**THE PROBLEM**
All of the entries below are to be copied word for word.

Excerpts from an interface dataset:
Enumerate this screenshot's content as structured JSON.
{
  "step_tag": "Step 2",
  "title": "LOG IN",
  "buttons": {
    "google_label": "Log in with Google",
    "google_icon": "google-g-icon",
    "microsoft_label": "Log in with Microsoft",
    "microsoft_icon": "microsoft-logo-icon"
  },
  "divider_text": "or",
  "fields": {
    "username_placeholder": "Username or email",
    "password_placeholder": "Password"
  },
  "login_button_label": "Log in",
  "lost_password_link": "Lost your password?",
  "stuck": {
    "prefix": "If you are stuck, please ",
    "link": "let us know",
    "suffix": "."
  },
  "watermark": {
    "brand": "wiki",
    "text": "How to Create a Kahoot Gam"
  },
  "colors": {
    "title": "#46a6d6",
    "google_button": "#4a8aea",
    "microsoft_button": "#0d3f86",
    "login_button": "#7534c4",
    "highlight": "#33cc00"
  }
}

**TASK ANSWER**
Enumerate this screenshot's content as structured JSON.
{
  "step_tag": "Step 2",
  "title": "LOG IN",
  "buttons": {
    "google_label": "Log in with Google",
    "google_icon": "google-g-icon",
    "microsoft_label": "Log in with Microsoft",
    "microsoft_icon": "microsoft-logo-icon"
  },
  "divider_text": "or",
  "fields": {
    "username_placeholder": "Username or email",
    "password_placeholder": "Password"
  },
  "login_button_label": "Log in",
  "lost_password_link": "Lost your password?",
  "stuck": {
    "prefix": "If you are stuck, please ",
    "link": "let us know",
    "suffix": "."
  },
  "watermark": {
    "brand": "wiki",
    "text": "How to Create a Kahoot Gam"
  },
  "colors": {
    "title": "#46a6d6",
    "google_button": "#4a8aea",
    "microsoft_button": "#0d3f86",
    "login_button": "#7534c4",
    "highlight": "#33cc00"
  }
}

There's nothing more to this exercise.